Trans-Canada : Bears

I awoke to shouting. Who on earth is shouting I thought, there’s nobody here. Finally I stirred myself and exited my bright orange tent to find I was the subject of the commotion. I had camped in someone’s garden, it was a very big garden and there 50 yards away was someone bellowing what the hell was I doing there, this is private property and to clear off right now. I yelled back I would be doing just that, it wasn’t the situation for an explanation. I cleared off as quickly as I could, tail between my legs, studiously avoiding the distant house.

Out here, around the top of Lake Superior, I was still on the Trans-Canada, now called Highway 17. Anything less like a highway is hard to imagine, this was a rural backwater 2-lane road and most importantly there actually was nobody there. I couldn’t believe that the main road across Canada was empty, but I have the photo to prove it. Lifts became very hard to come by and they were all locals, not going far. Still, time enough to finish Proust as I wait for a car to roll by. A middle-aged chatty guy picks me up and as we are listening to the radio a song called Afternoon Delight by the Starlight Vocal Band comes on, it’s a schmaltzy catchy pop song and the female chorus goes like this:

Thinkin’ of you’s workin’ up my appetite
Looking forward to a little afternoon delight
Rubbin’ sticks and stones together makes the sparks ignite
And the thought of lovin’ you is getting so exciting
Sky rockets in flight
Afternoon delight
A-A-Afternoon delight

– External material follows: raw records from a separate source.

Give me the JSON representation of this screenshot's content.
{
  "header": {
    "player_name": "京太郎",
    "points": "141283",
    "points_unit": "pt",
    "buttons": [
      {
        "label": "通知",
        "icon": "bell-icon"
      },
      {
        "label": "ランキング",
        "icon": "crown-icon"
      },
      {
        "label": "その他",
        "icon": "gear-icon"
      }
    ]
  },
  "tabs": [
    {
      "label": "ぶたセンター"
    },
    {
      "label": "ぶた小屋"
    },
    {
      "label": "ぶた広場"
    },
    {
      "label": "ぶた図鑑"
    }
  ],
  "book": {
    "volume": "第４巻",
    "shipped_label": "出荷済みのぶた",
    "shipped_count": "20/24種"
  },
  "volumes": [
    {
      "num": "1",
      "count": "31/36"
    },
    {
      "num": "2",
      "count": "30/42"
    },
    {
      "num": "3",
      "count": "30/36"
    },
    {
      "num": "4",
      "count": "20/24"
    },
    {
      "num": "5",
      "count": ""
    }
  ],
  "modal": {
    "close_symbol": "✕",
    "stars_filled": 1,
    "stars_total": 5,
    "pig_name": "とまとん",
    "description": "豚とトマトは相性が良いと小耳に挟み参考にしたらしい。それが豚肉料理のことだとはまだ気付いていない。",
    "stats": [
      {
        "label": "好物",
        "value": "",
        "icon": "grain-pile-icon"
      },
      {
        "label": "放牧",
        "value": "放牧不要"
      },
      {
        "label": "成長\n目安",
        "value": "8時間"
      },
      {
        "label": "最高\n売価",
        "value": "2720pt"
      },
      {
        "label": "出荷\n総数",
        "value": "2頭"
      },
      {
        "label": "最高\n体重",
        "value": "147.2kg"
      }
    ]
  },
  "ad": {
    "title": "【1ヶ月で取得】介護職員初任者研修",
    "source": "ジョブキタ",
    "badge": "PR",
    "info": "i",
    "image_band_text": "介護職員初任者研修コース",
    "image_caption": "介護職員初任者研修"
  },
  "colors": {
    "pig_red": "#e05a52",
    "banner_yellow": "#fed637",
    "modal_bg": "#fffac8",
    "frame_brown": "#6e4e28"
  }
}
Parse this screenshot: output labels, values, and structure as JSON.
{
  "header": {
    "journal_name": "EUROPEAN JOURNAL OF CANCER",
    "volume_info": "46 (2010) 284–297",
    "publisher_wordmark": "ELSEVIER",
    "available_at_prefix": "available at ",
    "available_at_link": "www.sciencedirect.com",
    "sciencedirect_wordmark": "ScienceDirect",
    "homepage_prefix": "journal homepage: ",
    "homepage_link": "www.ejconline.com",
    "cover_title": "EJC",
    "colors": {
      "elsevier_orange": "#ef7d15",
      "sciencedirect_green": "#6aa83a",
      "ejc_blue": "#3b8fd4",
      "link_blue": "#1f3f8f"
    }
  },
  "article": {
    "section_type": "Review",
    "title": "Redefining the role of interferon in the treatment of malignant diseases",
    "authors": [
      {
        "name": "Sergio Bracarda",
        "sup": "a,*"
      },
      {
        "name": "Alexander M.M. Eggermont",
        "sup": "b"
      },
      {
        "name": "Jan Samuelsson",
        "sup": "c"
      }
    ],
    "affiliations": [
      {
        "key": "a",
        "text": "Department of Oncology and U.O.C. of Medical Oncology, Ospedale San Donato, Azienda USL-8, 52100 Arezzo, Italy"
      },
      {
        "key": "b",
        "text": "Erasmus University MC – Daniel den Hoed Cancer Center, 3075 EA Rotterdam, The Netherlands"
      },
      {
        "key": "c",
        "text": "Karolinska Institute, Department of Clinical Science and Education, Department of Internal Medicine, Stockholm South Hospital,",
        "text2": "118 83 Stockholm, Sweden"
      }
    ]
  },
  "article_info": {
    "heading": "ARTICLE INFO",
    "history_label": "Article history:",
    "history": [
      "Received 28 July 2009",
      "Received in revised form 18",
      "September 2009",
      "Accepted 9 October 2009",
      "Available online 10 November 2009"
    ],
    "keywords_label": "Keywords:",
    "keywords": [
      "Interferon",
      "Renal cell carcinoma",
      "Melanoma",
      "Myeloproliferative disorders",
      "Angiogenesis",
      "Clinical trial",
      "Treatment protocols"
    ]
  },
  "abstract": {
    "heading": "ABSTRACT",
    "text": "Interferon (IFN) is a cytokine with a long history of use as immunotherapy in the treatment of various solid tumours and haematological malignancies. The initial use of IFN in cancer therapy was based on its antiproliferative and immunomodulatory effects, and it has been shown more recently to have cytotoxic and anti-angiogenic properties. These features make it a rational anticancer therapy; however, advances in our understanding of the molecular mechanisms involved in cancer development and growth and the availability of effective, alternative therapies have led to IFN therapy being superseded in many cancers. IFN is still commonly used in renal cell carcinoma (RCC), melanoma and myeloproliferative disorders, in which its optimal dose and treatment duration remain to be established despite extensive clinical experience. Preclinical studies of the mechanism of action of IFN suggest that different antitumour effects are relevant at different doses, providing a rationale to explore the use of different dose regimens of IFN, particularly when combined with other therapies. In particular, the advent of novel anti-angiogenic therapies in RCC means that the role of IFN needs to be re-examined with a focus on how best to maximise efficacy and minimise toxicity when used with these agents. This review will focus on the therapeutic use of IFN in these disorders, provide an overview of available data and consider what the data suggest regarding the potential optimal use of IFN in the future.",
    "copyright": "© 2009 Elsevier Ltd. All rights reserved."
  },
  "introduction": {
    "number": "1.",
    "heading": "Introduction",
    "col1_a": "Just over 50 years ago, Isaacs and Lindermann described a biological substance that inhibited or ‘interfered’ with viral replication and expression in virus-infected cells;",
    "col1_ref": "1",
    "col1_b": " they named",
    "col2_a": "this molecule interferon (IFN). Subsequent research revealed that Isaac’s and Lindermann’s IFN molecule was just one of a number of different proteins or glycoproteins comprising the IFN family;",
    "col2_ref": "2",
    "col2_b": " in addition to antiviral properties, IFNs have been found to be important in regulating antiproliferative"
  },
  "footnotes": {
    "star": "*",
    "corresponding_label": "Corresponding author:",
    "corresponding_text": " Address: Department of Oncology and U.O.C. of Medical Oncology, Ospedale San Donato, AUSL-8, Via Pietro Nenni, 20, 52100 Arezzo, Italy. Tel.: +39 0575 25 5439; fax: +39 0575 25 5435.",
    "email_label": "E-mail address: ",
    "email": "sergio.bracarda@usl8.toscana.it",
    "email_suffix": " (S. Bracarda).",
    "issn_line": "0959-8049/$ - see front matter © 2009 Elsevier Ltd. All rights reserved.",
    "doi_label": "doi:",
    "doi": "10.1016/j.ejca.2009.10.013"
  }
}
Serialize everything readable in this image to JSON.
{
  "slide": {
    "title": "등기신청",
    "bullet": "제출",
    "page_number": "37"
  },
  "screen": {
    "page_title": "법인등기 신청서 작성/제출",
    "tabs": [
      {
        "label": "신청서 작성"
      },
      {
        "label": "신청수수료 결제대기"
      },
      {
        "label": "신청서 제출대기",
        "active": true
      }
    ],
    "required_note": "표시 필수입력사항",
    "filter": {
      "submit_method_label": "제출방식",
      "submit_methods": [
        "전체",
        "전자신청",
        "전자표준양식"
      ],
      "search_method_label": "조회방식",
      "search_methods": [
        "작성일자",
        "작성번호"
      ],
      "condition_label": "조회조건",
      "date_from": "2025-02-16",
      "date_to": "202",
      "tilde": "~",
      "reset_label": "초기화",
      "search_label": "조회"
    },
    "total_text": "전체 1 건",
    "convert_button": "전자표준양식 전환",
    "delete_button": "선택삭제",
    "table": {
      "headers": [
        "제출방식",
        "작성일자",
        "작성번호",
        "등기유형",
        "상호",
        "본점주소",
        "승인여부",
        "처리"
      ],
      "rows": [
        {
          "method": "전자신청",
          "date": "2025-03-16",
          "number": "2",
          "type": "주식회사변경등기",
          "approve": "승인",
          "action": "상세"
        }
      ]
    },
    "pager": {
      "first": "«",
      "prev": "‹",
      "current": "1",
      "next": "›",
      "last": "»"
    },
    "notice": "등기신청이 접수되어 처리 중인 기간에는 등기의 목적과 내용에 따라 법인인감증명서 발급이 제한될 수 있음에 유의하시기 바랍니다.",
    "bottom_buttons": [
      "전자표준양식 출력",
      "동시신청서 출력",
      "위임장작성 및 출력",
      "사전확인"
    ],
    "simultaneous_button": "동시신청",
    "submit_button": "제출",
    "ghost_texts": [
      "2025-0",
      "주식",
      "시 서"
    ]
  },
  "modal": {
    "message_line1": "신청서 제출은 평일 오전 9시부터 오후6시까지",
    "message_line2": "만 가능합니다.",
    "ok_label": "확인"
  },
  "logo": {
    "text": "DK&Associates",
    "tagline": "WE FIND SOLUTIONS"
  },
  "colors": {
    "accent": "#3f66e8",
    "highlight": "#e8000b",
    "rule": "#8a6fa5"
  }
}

~ Afternoon Delight by Bill Danoff

Half way through the song he starts guffawing, turning to me saying You know what’s happening, right? Oh yep, I answer. Becoming animated he tells me that all these new pop songs are packed full of innuendo if not actual sex. He seems particularly pleased women are now singing them, as if they have just discovered their own sexuality. I thought to myself have you been living under a rock, this is not a new thing. Yes, he continues, all these women are at it now, it’s gonna be great, don’t ya think? I wasn’t sure whether he meant there was a golden age of sexy pop music starting or that there was a sexual revolution in progress. Either way, I just agreed with him, thinking of Willie Dixon’s 1954 classic I Just Want to Make Love to You, sung by Etta James in 1961, or maybe even worse Je T’aime by Jane Birkin and Serge Gainsbourg in 1968. Thought it wise not to start a pop history lesson, so mentioned the 1975 hit Lady Marmalade by Labelle (Voulez-vous coucher avec moi, ce soir), but he didn’t appear to have heard of it. We lived in different countries, I was just learning the good natured retro-conservatism of his.

Another short lift from a French engineer out of Montreal. I got a chance to practice some French, but he was happier speaking English, probably didn’t believe an English guy could speak French properly. He was staying at a motel by Jackfish Lake out past Terrace Bay and doing some fishing, and so I was dropped in the middle of nowhere, but at least it was picture postcard beautiful. Here you can also see my relaxed hitchhiking style as my rucksack, sporting the Union Jack, advertises that I am en route to the UK. Meanwhile I can sit on a rock and read my book. There weren’t any takers that day, so as dusk fell I spied out a path running towards the lake.

The moon came out as I wandered through the woods and a magical scene ensued. I was walking down a wide artificial firebreak towards the lake, the sky turned deep azure and the stars came out, my feet illuminated by the moonlight. I found a serene headland, the water gently lapping, a spectral mist enveloping me. I put up my tent knowing I would not be disturbed in this idyllic location, my dream of camping out was coming good. I recited some ill-remembered modernist French lyric poetry by Paul Valéry and Stéphane Mallarmé to honour the moment.

An hour later, wrapped up tight in my sleeping bag, I heard footsteps. Surely not, I must be dreaming them. My senses perked up, I could hear something moving slowly, round the tent. There was no flashlight, the sounds were irregular, it must be an animal, probably a deer. I didn’t move, just listened. There was rustling and scraping, but nothing touched my small tent. Slowly the sounds died away, and I thought well if someone’s stolen my rucksack, which was outside the tent, I would find out in the morning.